This becomes important in the settlement of estates where some member of the family wants to sell an asset at a forced sale. This is not considered Fair Market Value. Some items may require documentation. Rare coins would fall in this category. You will need an attorney and tax accountant to help you with establishing the item’s value.

Large estates often use the Unified Credit Option. You may have given a gift and paid taxes on it. When the estate is settled the gift will be added back to your estate. The estate value is recalculated with the amount of taxes you paid credited to your estate.

IRS Tax Brackets for 2015 are as follows:
2014 Tax Brackets (for taxes due April 15, 2015)
Tax rate Single filers Married filing jointly or qualifying widow/widower Married filing separately Head of household Tax rate:

10% Single filers: Up to $9,075 Married filing jointly or qualifying widow/widower: Up to $18,150 Married filing separately: Up to $9,075 Head of household: Up to $12,950 Tax rate:

15% Single filers: $9,076 to $36,900 Married filing jointly or qualifying widow/widower: $18,151 to $73,800 Married filing separately: $9,076 to $36,900 Head of household: $12,951 to $49,400 Tax rate:

25% Single filers: $36,901 to $89,350 Married filing jointly or qualifying widow/widower: $73,801 to $148,850 Married filing separately: $36,901 to $74,425 Head of household: $49,401 to $127,550 Tax rate:

28% Single filers: $89,351 to $186,350 Married filing jointly or qualifying widow/widower: $148,851 to $226,850 Married filing separately: $74,426 to $113,425 Head of household: $127,551 to $206,600 Tax rate:

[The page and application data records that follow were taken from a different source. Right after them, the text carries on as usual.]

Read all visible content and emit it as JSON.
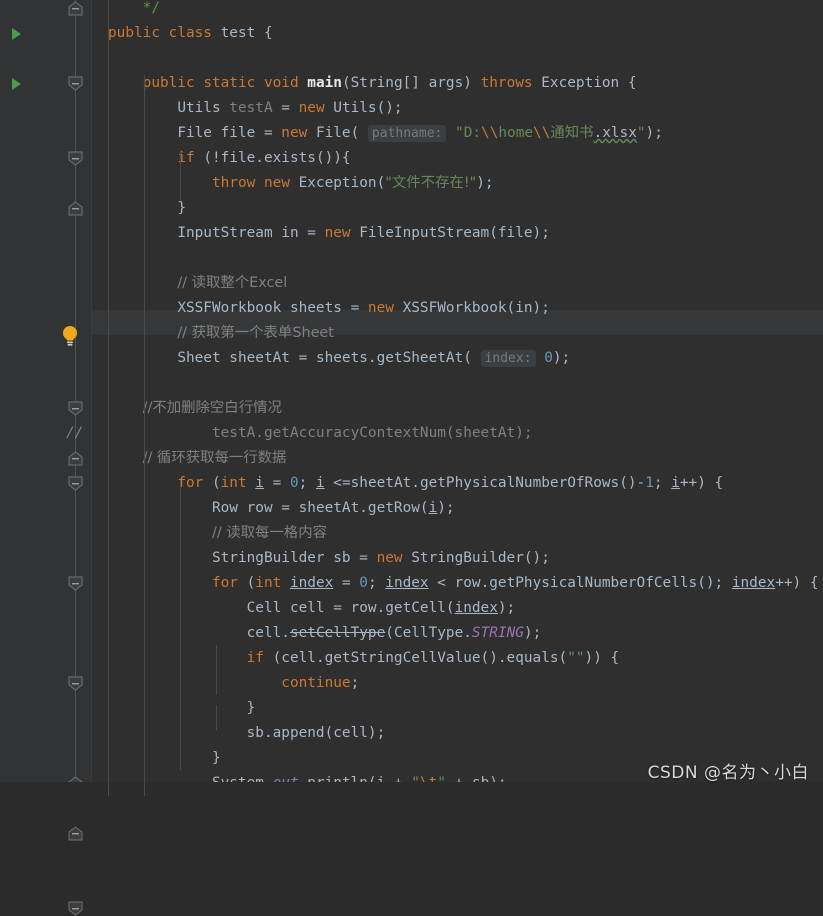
{
  "editor": {
    "theme": "darcula",
    "background": "#2f2f2f",
    "gutter_background": "#313335",
    "current_line_background": "#353739",
    "language": "java",
    "watermark": "CSDN @名为丶小白"
  },
  "colors": {
    "keyword": "#cc7832",
    "string": "#6a8759",
    "number": "#6897bb",
    "comment": "#808080",
    "method": "#ffc66d",
    "static_field": "#9876aa",
    "default_text": "#a9b7c6",
    "run_marker_green": "#4a9b52",
    "bulb_amber": "#f0a81e",
    "javadoc_green": "#629755"
  },
  "gutter": {
    "run_markers": [
      {
        "name": "run-class-marker",
        "line": 1
      },
      {
        "name": "run-main-marker",
        "line": 3
      }
    ],
    "fold_markers": [
      {
        "line": 0,
        "dir": "up"
      },
      {
        "line": 3,
        "dir": "down"
      },
      {
        "line": 6,
        "dir": "down"
      },
      {
        "line": 8,
        "dir": "up"
      },
      {
        "line": 16,
        "dir": "down"
      },
      {
        "line": 18,
        "dir": "up"
      },
      {
        "line": 19,
        "dir": "down"
      },
      {
        "line": 23,
        "dir": "down"
      },
      {
        "line": 27,
        "dir": "down"
      },
      {
        "line": 31,
        "dir": "up"
      },
      {
        "line": 33,
        "dir": "up"
      },
      {
        "line": 36,
        "dir": "down"
      }
    ],
    "bulb": {
      "name": "intention-bulb",
      "line": 13
    },
    "comment_mark": {
      "text": "//",
      "line": 17
    }
  },
  "code": {
    "lines": [
      {
        "indent": 1,
        "tokens": [
          {
            "t": "jdoc",
            "v": "*/"
          }
        ]
      },
      {
        "indent": 0,
        "tokens": [
          {
            "t": "kw",
            "v": "public "
          },
          {
            "t": "kw",
            "v": "class "
          },
          {
            "t": "cls",
            "v": "test"
          },
          {
            "t": "pln",
            "v": " {"
          }
        ]
      },
      {
        "indent": 0,
        "tokens": []
      },
      {
        "indent": 1,
        "tokens": [
          {
            "t": "kw",
            "v": "public "
          },
          {
            "t": "kw",
            "v": "static "
          },
          {
            "t": "kw",
            "v": "void "
          },
          {
            "t": "mainm",
            "v": "main"
          },
          {
            "t": "pln",
            "v": "("
          },
          {
            "t": "cls",
            "v": "String"
          },
          {
            "t": "pln",
            "v": "[] args) "
          },
          {
            "t": "kw",
            "v": "throws "
          },
          {
            "t": "cls",
            "v": "Exception"
          },
          {
            "t": "pln",
            "v": " {"
          }
        ]
      },
      {
        "indent": 2,
        "tokens": [
          {
            "t": "cls",
            "v": "Utils "
          },
          {
            "t": "unused",
            "v": "testA"
          },
          {
            "t": "pln",
            "v": " = "
          },
          {
            "t": "kw",
            "v": "new "
          },
          {
            "t": "cls",
            "v": "Utils"
          },
          {
            "t": "pln",
            "v": "();"
          }
        ]
      },
      {
        "indent": 2,
        "tokens": [
          {
            "t": "cls",
            "v": "File"
          },
          {
            "t": "pln",
            "v": " file = "
          },
          {
            "t": "kw",
            "v": "new "
          },
          {
            "t": "cls",
            "v": "File"
          },
          {
            "t": "pln",
            "v": "( "
          },
          {
            "t": "hint",
            "v": "pathname:"
          },
          {
            "t": "pln",
            "v": " "
          },
          {
            "t": "str",
            "v": "\"D:"
          },
          {
            "t": "esc",
            "v": "\\\\"
          },
          {
            "t": "str",
            "v": "home"
          },
          {
            "t": "esc",
            "v": "\\\\"
          },
          {
            "t": "str-cjk",
            "v": "通知书"
          },
          {
            "t": "typo",
            "v": ".xlsx"
          },
          {
            "t": "str",
            "v": "\""
          },
          {
            "t": "pln",
            "v": ");"
          }
        ]
      },
      {
        "indent": 2,
        "tokens": [
          {
            "t": "kw",
            "v": "if "
          },
          {
            "t": "pln",
            "v": "(!file.exists()){"
          }
        ]
      },
      {
        "indent": 3,
        "tokens": [
          {
            "t": "kw",
            "v": "throw "
          },
          {
            "t": "kw",
            "v": "new "
          },
          {
            "t": "cls",
            "v": "Exception"
          },
          {
            "t": "pln",
            "v": "("
          },
          {
            "t": "str-cjk",
            "v": "\"文件不存在!\""
          },
          {
            "t": "pln",
            "v": ");"
          }
        ]
      },
      {
        "indent": 2,
        "tokens": [
          {
            "t": "pln",
            "v": "}"
          }
        ]
      },
      {
        "indent": 2,
        "tokens": [
          {
            "t": "cls",
            "v": "InputStream"
          },
          {
            "t": "pln",
            "v": " in = "
          },
          {
            "t": "kw",
            "v": "new "
          },
          {
            "t": "cls",
            "v": "FileInputStream"
          },
          {
            "t": "pln",
            "v": "(file);"
          }
        ]
      },
      {
        "indent": 0,
        "tokens": []
      },
      {
        "indent": 2,
        "tokens": [
          {
            "t": "cmt-cjk",
            "v": "// 读取整个Excel"
          }
        ]
      },
      {
        "indent": 2,
        "tokens": [
          {
            "t": "cls",
            "v": "XSSFWorkbook"
          },
          {
            "t": "pln",
            "v": " sheets = "
          },
          {
            "t": "kw",
            "v": "new "
          },
          {
            "t": "cls",
            "v": "XSSFWorkbook"
          },
          {
            "t": "pln",
            "v": "(in);"
          }
        ]
      },
      {
        "indent": 2,
        "tokens": [
          {
            "t": "cmt-cjk",
            "v": "// 获取第一个表单Sheet"
          }
        ]
      },
      {
        "indent": 2,
        "tokens": [
          {
            "t": "cls",
            "v": "Sheet"
          },
          {
            "t": "pln",
            "v": " sheetAt = sheets.getSheetAt( "
          },
          {
            "t": "hint",
            "v": "index:"
          },
          {
            "t": "pln",
            "v": " "
          },
          {
            "t": "num",
            "v": "0"
          },
          {
            "t": "pln",
            "v": ");"
          }
        ]
      },
      {
        "indent": 0,
        "tokens": []
      },
      {
        "indent": 1,
        "tokens": [
          {
            "t": "cmt-cjk",
            "v": "//不加删除空白行情况"
          }
        ]
      },
      {
        "indent": 2,
        "tokens": [
          {
            "t": "cmt",
            "v": "    testA.getAccuracyContextNum(sheetAt);"
          }
        ]
      },
      {
        "indent": 1,
        "tokens": [
          {
            "t": "cmt-cjk",
            "v": "// 循环获取每一行数据"
          }
        ]
      },
      {
        "indent": 2,
        "tokens": [
          {
            "t": "kw",
            "v": "for "
          },
          {
            "t": "pln",
            "v": "("
          },
          {
            "t": "kw",
            "v": "int "
          },
          {
            "t": "localvar",
            "v": "i"
          },
          {
            "t": "pln",
            "v": " = "
          },
          {
            "t": "num",
            "v": "0"
          },
          {
            "t": "pln",
            "v": "; "
          },
          {
            "t": "localvar",
            "v": "i"
          },
          {
            "t": "pln",
            "v": " <=sheetAt.getPhysicalNumberOfRows()-"
          },
          {
            "t": "num",
            "v": "1"
          },
          {
            "t": "pln",
            "v": "; "
          },
          {
            "t": "localvar",
            "v": "i"
          },
          {
            "t": "pln",
            "v": "++) {"
          }
        ]
      },
      {
        "indent": 3,
        "tokens": [
          {
            "t": "cls",
            "v": "Row"
          },
          {
            "t": "pln",
            "v": " row = sheetAt.getRow("
          },
          {
            "t": "localvar",
            "v": "i"
          },
          {
            "t": "pln",
            "v": ");"
          }
        ]
      },
      {
        "indent": 3,
        "tokens": [
          {
            "t": "cmt-cjk",
            "v": "// 读取每一格内容"
          }
        ]
      },
      {
        "indent": 3,
        "tokens": [
          {
            "t": "cls",
            "v": "StringBuilder"
          },
          {
            "t": "pln",
            "v": " sb = "
          },
          {
            "t": "kw",
            "v": "new "
          },
          {
            "t": "cls",
            "v": "StringBuilder"
          },
          {
            "t": "pln",
            "v": "();"
          }
        ]
      },
      {
        "indent": 3,
        "tokens": [
          {
            "t": "kw",
            "v": "for "
          },
          {
            "t": "pln",
            "v": "("
          },
          {
            "t": "kw",
            "v": "int "
          },
          {
            "t": "localvar",
            "v": "index"
          },
          {
            "t": "pln",
            "v": " = "
          },
          {
            "t": "num",
            "v": "0"
          },
          {
            "t": "pln",
            "v": "; "
          },
          {
            "t": "localvar",
            "v": "index"
          },
          {
            "t": "pln",
            "v": " < row.getPhysicalNumberOfCells(); "
          },
          {
            "t": "localvar",
            "v": "index"
          },
          {
            "t": "pln",
            "v": "++) {"
          }
        ]
      },
      {
        "indent": 4,
        "tokens": [
          {
            "t": "cls",
            "v": "Cell"
          },
          {
            "t": "pln",
            "v": " cell = row.getCell("
          },
          {
            "t": "localvar",
            "v": "index"
          },
          {
            "t": "pln",
            "v": ");"
          }
        ]
      },
      {
        "indent": 4,
        "tokens": [
          {
            "t": "pln",
            "v": "cell."
          },
          {
            "t": "deprecated",
            "v": "setCellType"
          },
          {
            "t": "pln",
            "v": "("
          },
          {
            "t": "cls",
            "v": "CellType"
          },
          {
            "t": "pln",
            "v": "."
          },
          {
            "t": "stat",
            "v": "STRING"
          },
          {
            "t": "pln",
            "v": ");"
          }
        ]
      },
      {
        "indent": 4,
        "tokens": [
          {
            "t": "kw",
            "v": "if "
          },
          {
            "t": "pln",
            "v": "(cell.getStringCellValue().equals("
          },
          {
            "t": "str",
            "v": "\"\""
          },
          {
            "t": "pln",
            "v": ")) {"
          }
        ]
      },
      {
        "indent": 5,
        "tokens": [
          {
            "t": "kw",
            "v": "continue"
          },
          {
            "t": "pln",
            "v": ";"
          }
        ]
      },
      {
        "indent": 4,
        "tokens": [
          {
            "t": "pln",
            "v": "}"
          }
        ]
      },
      {
        "indent": 4,
        "tokens": [
          {
            "t": "pln",
            "v": "sb.append(cell);"
          }
        ]
      },
      {
        "indent": 3,
        "tokens": [
          {
            "t": "pln",
            "v": "}"
          }
        ]
      },
      {
        "indent": 3,
        "tokens": [
          {
            "t": "cls",
            "v": "System"
          },
          {
            "t": "pln",
            "v": "."
          },
          {
            "t": "stat",
            "v": "out"
          },
          {
            "t": "pln",
            "v": ".println("
          },
          {
            "t": "localvar",
            "v": "i"
          },
          {
            "t": "pln",
            "v": " + "
          },
          {
            "t": "str",
            "v": "\""
          },
          {
            "t": "esc",
            "v": "\\t"
          },
          {
            "t": "str",
            "v": "\""
          },
          {
            "t": "pln",
            "v": " + sb);"
          }
        ]
      },
      {
        "indent": 3,
        "tokens": [
          {
            "t": "pln",
            "v": "}"
          }
        ]
      }
    ]
  }
}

33% Single filers: $186,351 to $405,100 Married filing jointly or qualifying widow/widower: $226,851 to $405,100 Married filing separately: $113,426 to $202,550 Head of household: $206,601 to $405,100 Tax rate:

35% Single filers: $405,101 to $406,750 Married filing jointly or qualifying widow/widower: $405,101 to $457,600 Married filing separately: $202,551 to $228,800 Head of household: $405,101 to $432,200 Tax rate:

39.6% Single filers: $406,751 or more Married filing jointly or qualifying widow/widower: $457,601 or more Married filing separately: $228,801 or more Head of household: $432,201 or more